--- Material provided ---
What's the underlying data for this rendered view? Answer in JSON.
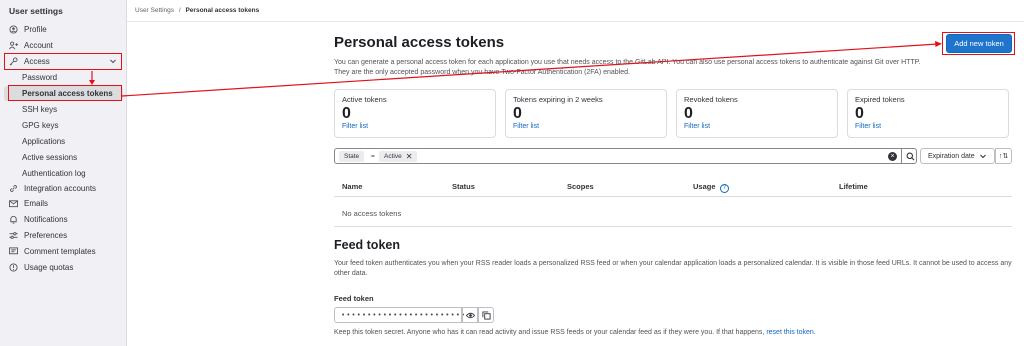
{
  "sidebar": {
    "title": "User settings",
    "items": [
      {
        "label": "Profile",
        "icon": "profile-icon"
      },
      {
        "label": "Account",
        "icon": "account-icon"
      },
      {
        "label": "Access",
        "icon": "key-icon"
      }
    ],
    "access_subitems": [
      "Password",
      "Personal access tokens",
      "SSH keys",
      "GPG keys",
      "Applications",
      "Active sessions",
      "Authentication log"
    ],
    "items_after": [
      {
        "label": "Integration accounts",
        "icon": "link-icon"
      },
      {
        "label": "Emails",
        "icon": "mail-icon"
      },
      {
        "label": "Notifications",
        "icon": "bell-icon"
      },
      {
        "label": "Preferences",
        "icon": "preferences-icon"
      },
      {
        "label": "Comment templates",
        "icon": "comment-icon"
      },
      {
        "label": "Usage quotas",
        "icon": "quota-icon"
      }
    ]
  },
  "breadcrumb": {
    "parent": "User Settings",
    "sep": "/",
    "current": "Personal access tokens"
  },
  "page": {
    "title": "Personal access tokens",
    "intro_1": "You can generate a personal access token for each application you use that needs access to the GitLab API. You can also use personal access tokens to authenticate against Git over HTTP.",
    "intro_2": "They are the only accepted password when you have Two-Factor Authentication (2FA) enabled.",
    "add_button": "Add new token"
  },
  "stats": [
    {
      "label": "Active tokens",
      "value": "0",
      "link": "Filter list"
    },
    {
      "label": "Tokens expiring in 2 weeks",
      "value": "0",
      "link": "Filter list"
    },
    {
      "label": "Revoked tokens",
      "value": "0",
      "link": "Filter list"
    },
    {
      "label": "Expired tokens",
      "value": "0",
      "link": "Filter list"
    }
  ],
  "filter": {
    "key": "State",
    "op": "=",
    "value": "Active",
    "sort_label": "Expiration date"
  },
  "table": {
    "headers": [
      "Name",
      "Status",
      "Scopes",
      "Usage",
      "Lifetime"
    ],
    "empty": "No access tokens"
  },
  "feed": {
    "title": "Feed token",
    "desc": "Your feed token authenticates you when your RSS reader loads a personalized RSS feed or when your calendar application loads a personalized calendar. It is visible in those feed URLs. It cannot be used to access any other data.",
    "label": "Feed token",
    "masked": "••••••••••••••••••••••••",
    "keep_text": "Keep this token secret. Anyone who has it can read activity and issue RSS feeds or your calendar feed as if they were you. If that happens,",
    "reset_link": "reset this token",
    "keep_end": "."
  },
  "colors": {
    "primary": "#1f75cb",
    "link": "#1068bf",
    "highlight": "#e0131a"
  }
}
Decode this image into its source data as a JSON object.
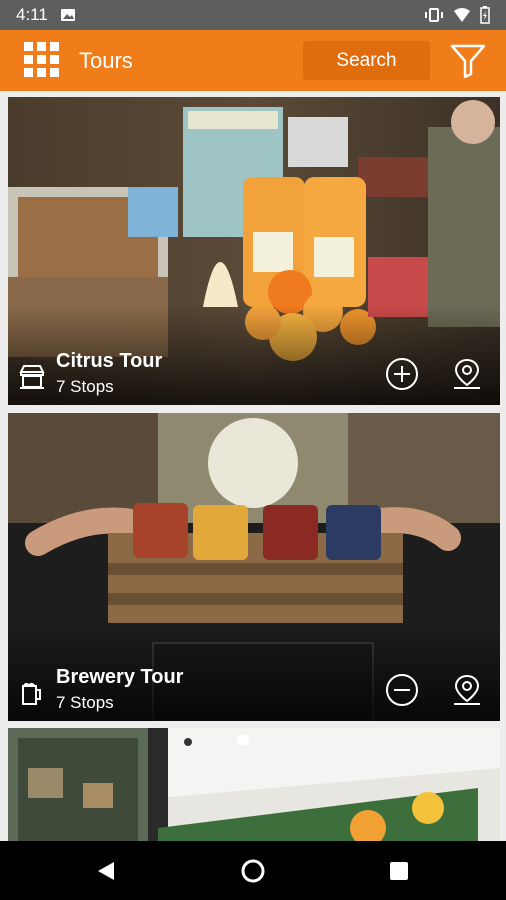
{
  "status": {
    "time": "4:11"
  },
  "app_bar": {
    "title": "Tours",
    "search_label": "Search"
  },
  "tours": [
    {
      "title": "Citrus Tour",
      "stops": "7 Stops",
      "icon": "storefront-icon",
      "action": "add"
    },
    {
      "title": "Brewery Tour",
      "stops": "7 Stops",
      "icon": "beer-mug-icon",
      "action": "remove"
    },
    {
      "title": "",
      "stops": ""
    }
  ],
  "colors": {
    "accent": "#f07d1a",
    "status_bar": "#5e5e5e"
  }
}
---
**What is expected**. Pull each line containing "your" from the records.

**Solution**.
    "desc": "Your feed token authenticates you when your RSS reader loads a personalized RSS feed or when your calendar application loads a personalized calendar. It is visible in those feed URLs. It cannot be used to access any other data.",
    "keep_text": "Keep this token secret. Anyone who has it can read activity and issue RSS feeds or your calendar feed as if they were you. If that happens,",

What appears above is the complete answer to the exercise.